    And make sure R5 is not open.

    I re-read your
    post's, now not sure.

    Are you still having the same symptoms on the posted diagram?
     
    Last edited: Feb 16, 2013
  9. timescope

    Member

    Dec 14, 2011
    298
    44
    Something must be wrong because IR usually works across a room with a remote control powered by 3v batteries. If possible, post a complete schematic as the problems may be caused by a marginal design.

    Timescope
     
  10. uriahsky

    Thread Starter Active Member

    Apr 27, 2009
    42
    2
    I did some experiments I wired up the LED to my power supply and ran up the current from 20mA up to over 500mA and it only changed the range by a few inches. I moved up the voltage to almost over 2 volts and it also only made a difference of a few inches. I still can't go over six inches.

    I found some 1 watt and 3 watt high power IR LEDs on eBay and ordered those up. I will see if that helps.

    It seems most ways to increase the distance involves pulsing the LED so that you can go over the current requirements without damaging the component. I would rather not have to design a new circuit if at all possible. It worked at one time, so it has to be in the parts. I checked all of those parts mentioned and it isn't any of them. It is either that I have the wrong IR LED or the receiver is bad or I missed the obvious, again.
    Thanks
    Russ
     
  11. uriahsky

    Thread Starter Active Member

    Apr 27, 2009
    42
    2
    I finally resolved this. It was the emitter that was burned out, or at least a lot weaker. After going through all of the standard ones found on eBay I managed to find one that was stronger than the others. A SIR311STA that had a range of over a foot. I added an extra one and so far it is working. I hope it lasts. Thanks for all of the help.
    Russ
     
  12. GopherT

    AAC Fanatic!

    Nov 23, 2012
    6,061
    3,826
    All LEDs, including IREmitters have an angle of dispersion. Some emit to near 180 degree (hemisphere) and result in very low intensity at any given point. IR emitters are also available in very focused packages that allow as little as 8 degrees of dispersion. They allow very good intensity at a range.

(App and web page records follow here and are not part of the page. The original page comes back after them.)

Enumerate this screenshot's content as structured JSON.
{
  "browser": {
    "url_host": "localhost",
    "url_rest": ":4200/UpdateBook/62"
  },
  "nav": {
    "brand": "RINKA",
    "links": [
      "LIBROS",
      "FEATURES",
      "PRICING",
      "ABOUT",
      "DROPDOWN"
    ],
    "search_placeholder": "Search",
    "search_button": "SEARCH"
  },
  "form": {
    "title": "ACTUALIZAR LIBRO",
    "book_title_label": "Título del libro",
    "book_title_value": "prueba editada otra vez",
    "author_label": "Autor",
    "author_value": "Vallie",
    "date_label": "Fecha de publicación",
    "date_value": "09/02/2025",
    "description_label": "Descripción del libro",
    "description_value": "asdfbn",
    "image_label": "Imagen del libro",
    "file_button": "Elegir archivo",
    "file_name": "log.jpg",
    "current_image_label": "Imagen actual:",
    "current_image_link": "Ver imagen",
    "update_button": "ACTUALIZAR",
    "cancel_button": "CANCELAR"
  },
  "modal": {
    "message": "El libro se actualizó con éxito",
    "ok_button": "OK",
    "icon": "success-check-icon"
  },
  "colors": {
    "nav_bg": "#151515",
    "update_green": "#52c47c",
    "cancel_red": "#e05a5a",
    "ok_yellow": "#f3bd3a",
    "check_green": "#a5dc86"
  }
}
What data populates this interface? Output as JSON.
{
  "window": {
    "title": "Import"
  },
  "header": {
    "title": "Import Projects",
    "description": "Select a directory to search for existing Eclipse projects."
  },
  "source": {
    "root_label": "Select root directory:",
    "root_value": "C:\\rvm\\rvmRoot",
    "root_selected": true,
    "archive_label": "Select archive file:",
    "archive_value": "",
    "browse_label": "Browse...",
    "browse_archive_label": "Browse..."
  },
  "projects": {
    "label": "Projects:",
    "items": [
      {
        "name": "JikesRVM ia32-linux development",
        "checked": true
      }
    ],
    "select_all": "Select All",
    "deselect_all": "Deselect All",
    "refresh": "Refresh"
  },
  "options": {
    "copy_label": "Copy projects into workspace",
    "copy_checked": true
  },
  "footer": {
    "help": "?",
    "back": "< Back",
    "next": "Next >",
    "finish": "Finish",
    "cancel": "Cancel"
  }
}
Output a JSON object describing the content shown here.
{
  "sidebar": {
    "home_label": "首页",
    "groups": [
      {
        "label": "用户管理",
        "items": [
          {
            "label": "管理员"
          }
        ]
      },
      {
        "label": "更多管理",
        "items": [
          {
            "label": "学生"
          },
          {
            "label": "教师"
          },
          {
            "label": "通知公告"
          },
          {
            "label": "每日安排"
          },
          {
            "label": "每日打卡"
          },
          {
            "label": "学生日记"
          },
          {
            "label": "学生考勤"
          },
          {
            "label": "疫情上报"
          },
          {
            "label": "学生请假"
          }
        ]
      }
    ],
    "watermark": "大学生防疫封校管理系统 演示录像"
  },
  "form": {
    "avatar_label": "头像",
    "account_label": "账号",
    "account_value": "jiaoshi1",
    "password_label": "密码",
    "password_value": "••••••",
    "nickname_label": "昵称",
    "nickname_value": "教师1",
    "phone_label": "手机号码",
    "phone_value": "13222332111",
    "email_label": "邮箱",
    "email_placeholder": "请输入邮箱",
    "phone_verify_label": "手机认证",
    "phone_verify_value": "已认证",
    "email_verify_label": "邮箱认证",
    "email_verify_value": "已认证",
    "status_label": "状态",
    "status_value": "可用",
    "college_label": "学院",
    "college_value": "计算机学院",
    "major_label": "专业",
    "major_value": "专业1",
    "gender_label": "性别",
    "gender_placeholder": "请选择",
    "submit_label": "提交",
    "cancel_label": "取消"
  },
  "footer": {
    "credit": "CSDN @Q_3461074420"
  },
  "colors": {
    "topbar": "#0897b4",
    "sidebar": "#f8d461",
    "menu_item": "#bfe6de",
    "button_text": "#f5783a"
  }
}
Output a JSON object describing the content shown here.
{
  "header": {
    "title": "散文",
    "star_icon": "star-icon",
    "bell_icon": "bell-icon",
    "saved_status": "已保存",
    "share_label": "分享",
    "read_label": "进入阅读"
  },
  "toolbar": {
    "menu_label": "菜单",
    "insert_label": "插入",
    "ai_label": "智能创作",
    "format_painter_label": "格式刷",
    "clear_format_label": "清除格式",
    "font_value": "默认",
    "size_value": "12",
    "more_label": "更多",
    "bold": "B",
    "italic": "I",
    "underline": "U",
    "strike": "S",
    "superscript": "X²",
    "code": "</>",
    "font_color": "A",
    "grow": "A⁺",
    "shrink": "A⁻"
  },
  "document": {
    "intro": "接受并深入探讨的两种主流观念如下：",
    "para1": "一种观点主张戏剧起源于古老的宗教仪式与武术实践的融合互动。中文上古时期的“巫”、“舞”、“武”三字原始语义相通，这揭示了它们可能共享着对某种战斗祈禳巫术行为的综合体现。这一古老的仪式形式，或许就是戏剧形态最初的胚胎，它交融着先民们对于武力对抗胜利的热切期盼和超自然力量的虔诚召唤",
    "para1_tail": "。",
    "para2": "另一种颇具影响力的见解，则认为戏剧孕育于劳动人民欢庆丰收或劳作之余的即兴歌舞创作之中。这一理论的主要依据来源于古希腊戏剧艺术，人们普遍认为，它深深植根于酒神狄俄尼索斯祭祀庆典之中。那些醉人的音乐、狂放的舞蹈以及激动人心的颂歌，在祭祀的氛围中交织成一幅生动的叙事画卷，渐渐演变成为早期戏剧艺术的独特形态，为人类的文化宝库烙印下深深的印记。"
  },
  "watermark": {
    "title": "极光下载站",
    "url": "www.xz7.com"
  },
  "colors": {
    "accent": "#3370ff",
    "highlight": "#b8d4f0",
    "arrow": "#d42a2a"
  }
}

    IR phototransistor a have a similar set of angles available. Also note that not all IR emitter receiver pairs work together. Some have peak sensitivity anywhere from high 700 nanometer wavelength and have max sensitivity over 1100 nm. Mis-matches can be severe with some phototransistors have a sharp band stop only 50 to 100 mn above there peak sensitivity so watch that factor too.
     
Loading...